Search the records below for the word "Phone", then return every line where it appears.

· · · ·

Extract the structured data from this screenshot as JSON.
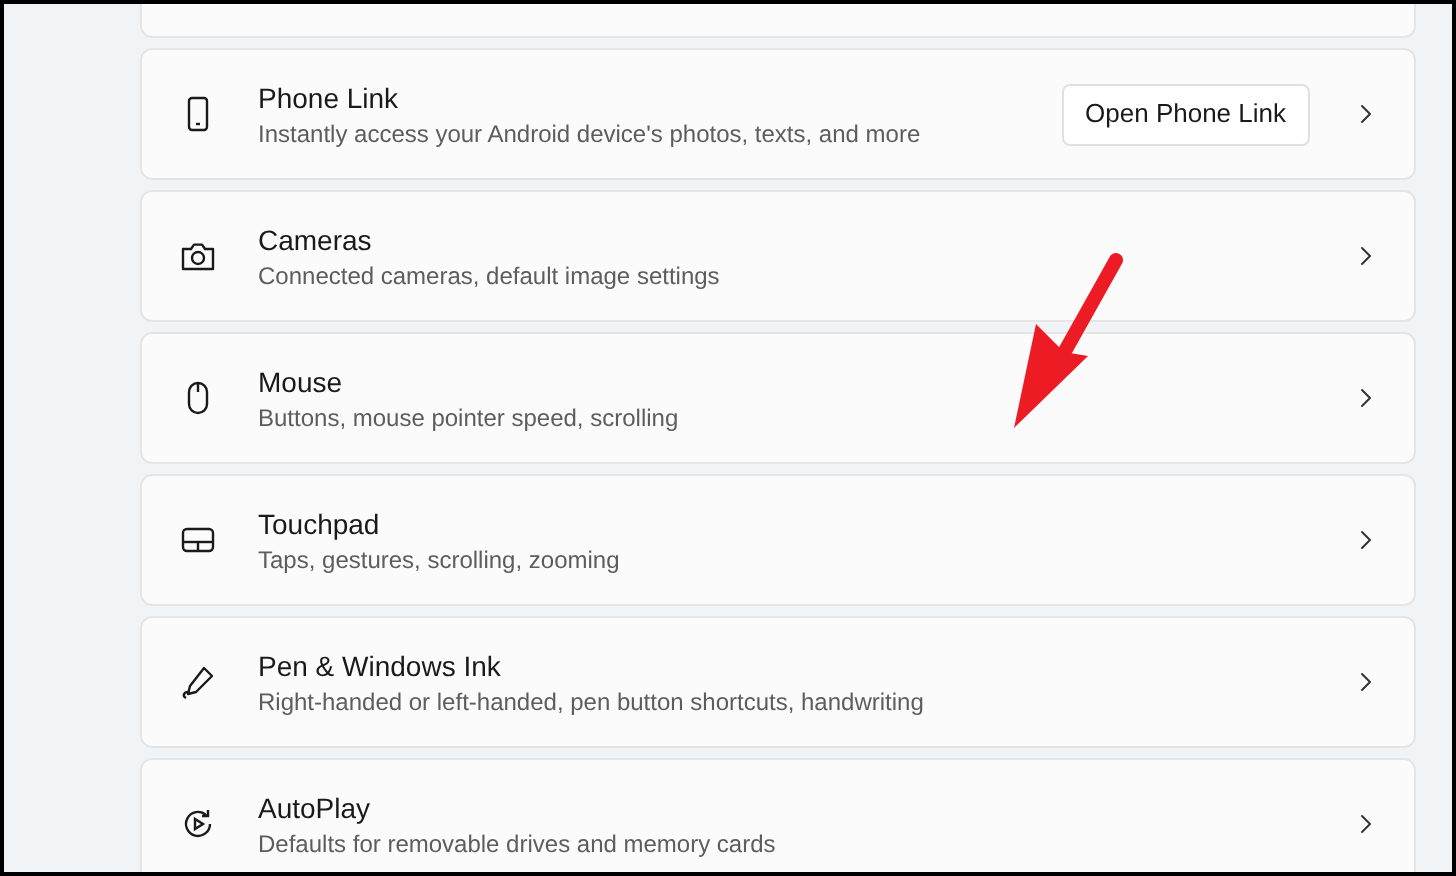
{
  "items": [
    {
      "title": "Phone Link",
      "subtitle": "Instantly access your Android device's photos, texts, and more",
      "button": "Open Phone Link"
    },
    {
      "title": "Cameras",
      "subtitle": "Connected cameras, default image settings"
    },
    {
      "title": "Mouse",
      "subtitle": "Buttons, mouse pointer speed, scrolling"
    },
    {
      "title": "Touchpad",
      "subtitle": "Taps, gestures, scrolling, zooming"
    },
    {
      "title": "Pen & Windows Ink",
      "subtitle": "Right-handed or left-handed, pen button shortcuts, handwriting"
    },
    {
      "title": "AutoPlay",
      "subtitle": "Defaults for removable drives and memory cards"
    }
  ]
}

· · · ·

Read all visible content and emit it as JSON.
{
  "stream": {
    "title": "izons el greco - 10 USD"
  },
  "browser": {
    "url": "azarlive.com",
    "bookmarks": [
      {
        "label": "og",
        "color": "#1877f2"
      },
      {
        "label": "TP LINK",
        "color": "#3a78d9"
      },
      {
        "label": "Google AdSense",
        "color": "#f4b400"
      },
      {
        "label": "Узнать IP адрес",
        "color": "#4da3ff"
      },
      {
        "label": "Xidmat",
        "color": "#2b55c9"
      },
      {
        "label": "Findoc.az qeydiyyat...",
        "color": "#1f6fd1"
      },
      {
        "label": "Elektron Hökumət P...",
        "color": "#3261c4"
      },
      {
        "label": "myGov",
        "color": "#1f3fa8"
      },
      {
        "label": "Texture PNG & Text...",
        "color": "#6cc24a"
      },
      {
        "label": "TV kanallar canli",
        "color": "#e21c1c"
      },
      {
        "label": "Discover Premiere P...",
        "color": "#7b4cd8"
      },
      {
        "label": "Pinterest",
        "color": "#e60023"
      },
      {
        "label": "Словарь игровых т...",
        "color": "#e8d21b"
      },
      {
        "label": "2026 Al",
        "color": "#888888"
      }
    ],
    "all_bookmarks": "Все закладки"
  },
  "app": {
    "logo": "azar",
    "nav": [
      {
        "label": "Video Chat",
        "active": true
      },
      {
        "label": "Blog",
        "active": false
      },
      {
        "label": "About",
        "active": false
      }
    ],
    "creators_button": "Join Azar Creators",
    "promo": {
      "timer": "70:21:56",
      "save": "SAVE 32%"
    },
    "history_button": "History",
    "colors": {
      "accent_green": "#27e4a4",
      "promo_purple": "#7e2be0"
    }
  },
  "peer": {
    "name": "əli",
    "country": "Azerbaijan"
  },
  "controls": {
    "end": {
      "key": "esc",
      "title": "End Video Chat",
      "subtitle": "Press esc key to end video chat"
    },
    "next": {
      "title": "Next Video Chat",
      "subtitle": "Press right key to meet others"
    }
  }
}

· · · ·

- [Exercise result]:
      "title": "Phone Link",
      "button": "Open Phone Link"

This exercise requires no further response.